A leash may look like a cue for tug-of-war to your puppy, who is still learning all about the world. That leash thing just might not make much sense yet—so while your puppy may be stubborn, with a mind of his own, he may also need a little patience to understand that a leash means time for wonderful walks.
Choose a Collar and Leash
Select an appropriate collar and leash to get your pup moving in the right direction. Although this may seem like a no-brainer, a vast variety of leashes are available on the market. Selecting the right one is important for helping your puppy to adjust to this new feeling of a strange contraption around his neck. He also needs to feel comfortable. A flat canvas collar that is lightweight, along with a lightweight leash, are best for a pup, according to Cesar's Way.
Help Puppy Adjust to the Collar
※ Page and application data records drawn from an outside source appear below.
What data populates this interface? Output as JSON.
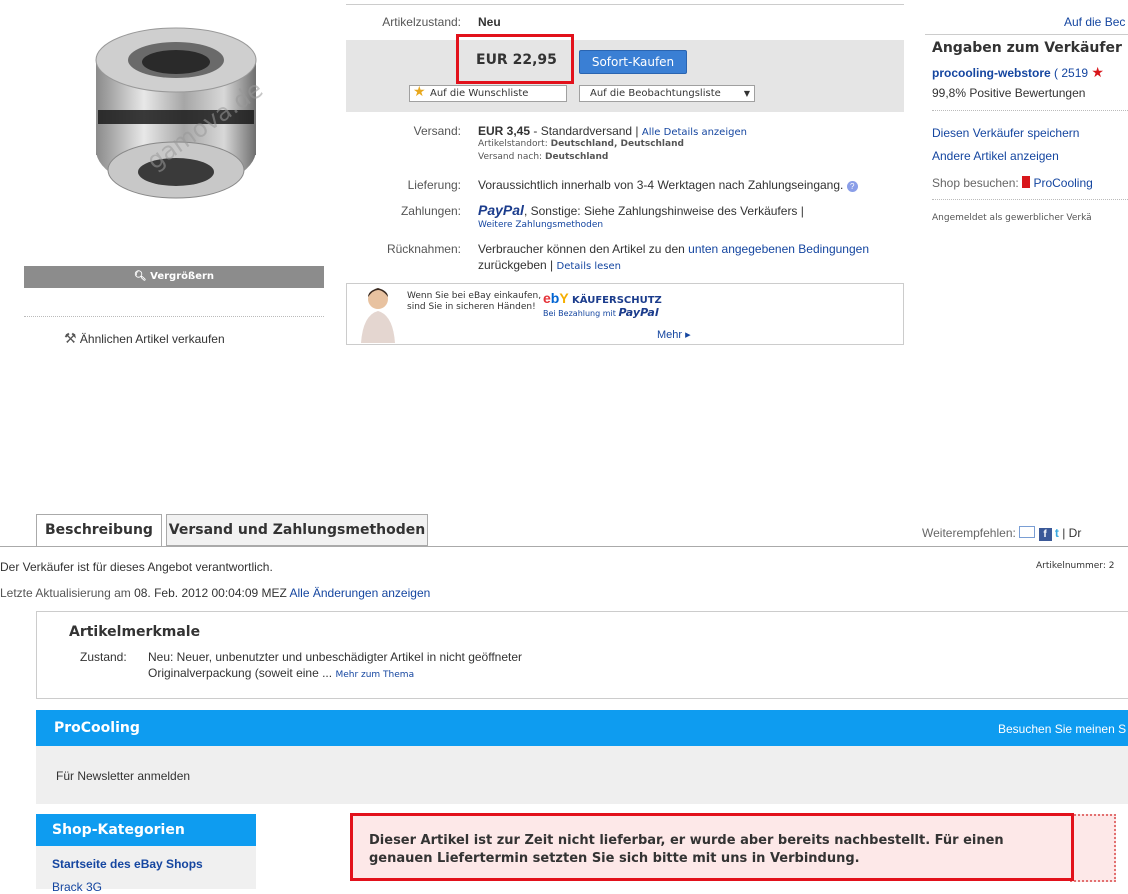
{
  "product": {
    "image_alt": "Fitting",
    "watermark": "gamova.de",
    "zoom_label": "Vergrößern",
    "sell_similar": "Ähnlichen Artikel verkaufen"
  },
  "listing": {
    "condition_label": "Artikelzustand:",
    "condition_value": "Neu",
    "price": "EUR 22,95",
    "buy_now": "Sofort-Kaufen",
    "wishlist": "Auf die Wunschliste",
    "watchlist": "Auf die Beobachtungsliste",
    "shipping_label": "Versand:",
    "shipping_cost": "EUR 3,45",
    "shipping_type": " - Standardversand",
    "shipping_details": "Alle Details anzeigen",
    "location_label": "Artikelstandort:",
    "location_value": "Deutschland, Deutschland",
    "ship_to_label": "Versand nach:",
    "ship_to_value": "Deutschland",
    "delivery_label": "Lieferung:",
    "delivery_value": "Voraussichtlich innerhalb von 3-4 Werktagen nach Zahlungseingang.",
    "payment_label": "Zahlungen:",
    "payment_paypal": "PayPal",
    "payment_other": ", Sonstige: Siehe Zahlungshinweise des Verkäufers |",
    "payment_more": "Weitere Zahlungsmethoden",
    "returns_label": "Rücknahmen:",
    "returns_text1": "Verbraucher können den Artikel zu den",
    "returns_link": "unten angegebenen Bedingungen",
    "returns_text2": "zurückgeben |",
    "returns_details": "Details lesen",
    "protect_line1": "Wenn Sie bei eBay einkaufen,",
    "protect_line2": "sind Sie in sicheren Händen!",
    "protect_title": "KÄUFERSCHUTZ",
    "protect_sub": "Bei Bezahlung mit",
    "protect_paypal": "PayPal",
    "protect_more": "Mehr ▸"
  },
  "seller": {
    "top_link": "Auf die Bec",
    "title": "Angaben zum Verkäufer",
    "name": "procooling-webstore",
    "score": "( 2519",
    "positive": "99,8% Positive Bewertungen",
    "save": "Diesen Verkäufer speichern",
    "other": "Andere Artikel anzeigen",
    "shop_label": "Shop besuchen:",
    "shop_name": "ProCooling",
    "registered": "Angemeldet als gewerblicher Verkä"
  },
  "tabs": {
    "description": "Beschreibung",
    "shipping": "Versand und Zahlungsmethoden",
    "recommend": "Weiterempfehlen:",
    "print_prefix": "| Dr"
  },
  "info": {
    "responsible": "Der Verkäufer ist für dieses Angebot verantwortlich.",
    "item_number": "Artikelnummer: 2",
    "updated_prefix": "Letzte Aktualisierung am ",
    "updated_date": "08. Feb. 2012 00:04:09 MEZ",
    "changes_link": "Alle Änderungen anzeigen"
  },
  "features": {
    "title": "Artikelmerkmale",
    "condition_label": "Zustand:",
    "condition_line1": "Neu: Neuer, unbenutzter und unbeschädigter Artikel in nicht geöffneter",
    "condition_line2": "Originalverpackung (soweit eine ...",
    "more": "Mehr zum Thema"
  },
  "store": {
    "name": "ProCooling",
    "visit": "Besuchen Sie meinen S",
    "newsletter": "Für Newsletter anmelden",
    "categories_title": "Shop-Kategorien",
    "home": "Startseite des eBay Shops",
    "next_item": "Brack 3G"
  },
  "notice": {
    "line1": "Dieser Artikel ist zur Zeit nicht lieferbar, er wurde aber bereits nachbestellt. Für einen",
    "line2": "genauen Liefertermin setzten Sie sich bitte mit uns in Verbindung."
  }
}
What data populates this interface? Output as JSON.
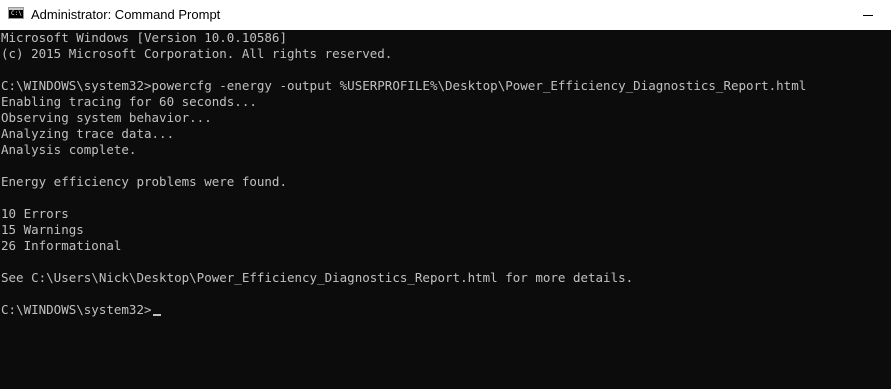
{
  "window": {
    "title": "Administrator: Command Prompt",
    "app_icon_text": "C:\\",
    "controls": [
      "minimize-button"
    ]
  },
  "console": {
    "lines": [
      "Microsoft Windows [Version 10.0.10586]",
      "(c) 2015 Microsoft Corporation. All rights reserved.",
      "",
      "C:\\WINDOWS\\system32>powercfg -energy -output %USERPROFILE%\\Desktop\\Power_Efficiency_Diagnostics_Report.html",
      "Enabling tracing for 60 seconds...",
      "Observing system behavior...",
      "Analyzing trace data...",
      "Analysis complete.",
      "",
      "Energy efficiency problems were found.",
      "",
      "10 Errors",
      "15 Warnings",
      "26 Informational",
      "",
      "See C:\\Users\\Nick\\Desktop\\Power_Efficiency_Diagnostics_Report.html for more details.",
      ""
    ],
    "prompt": "C:\\WINDOWS\\system32>"
  },
  "colors": {
    "background": "#0c0c0c",
    "text": "#c0c0c0",
    "titlebar": "#ffffff"
  }
}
Place the collar on your puppy when he is busy being distracted by something else such as food or fun toys. The collar may feel funny at first, but a distraction will help him to forget that it's there. Plan to stay with your puppy for the next few hours while he adjusts to the collar. The collar should be a snug fit, but not too tight. A good rule of thumb is that you should easily be able to slip two fingers in between the collar and your puppy.
Place the leash on the collar. At first, many puppies may object. Squirming and generally doing anything to avoid being walked on the leash is normal. Some puppies may decide to bite the leash and pull it along beside them. Let them do this, but supervise so your puppy doesn't get into trouble. In a few minutes, pick up the leash and gently encourage your puppy to follow you. Never pull or yank on the leash. Your puppy is still learning and this is all very new to him.
Encourage your puppy to walk on the leash with small treats. Don't expect him to heel as he walks next to you. Some puppies may be hesitant to walk on the leash and decide to take a seat, looking around in bewilderment. This is normal—puppies are still figuring out what a leash does. If your puppy does this, kneel and call him to you. Encourage him to come over. Give him a small treat and then encourage him to walk next to you again.
Pamela Miller has been writing for health, beauty and animal health/welfare publications for seven years. Miller holds a Bachelor of Science in Organizational Communication from MTSU.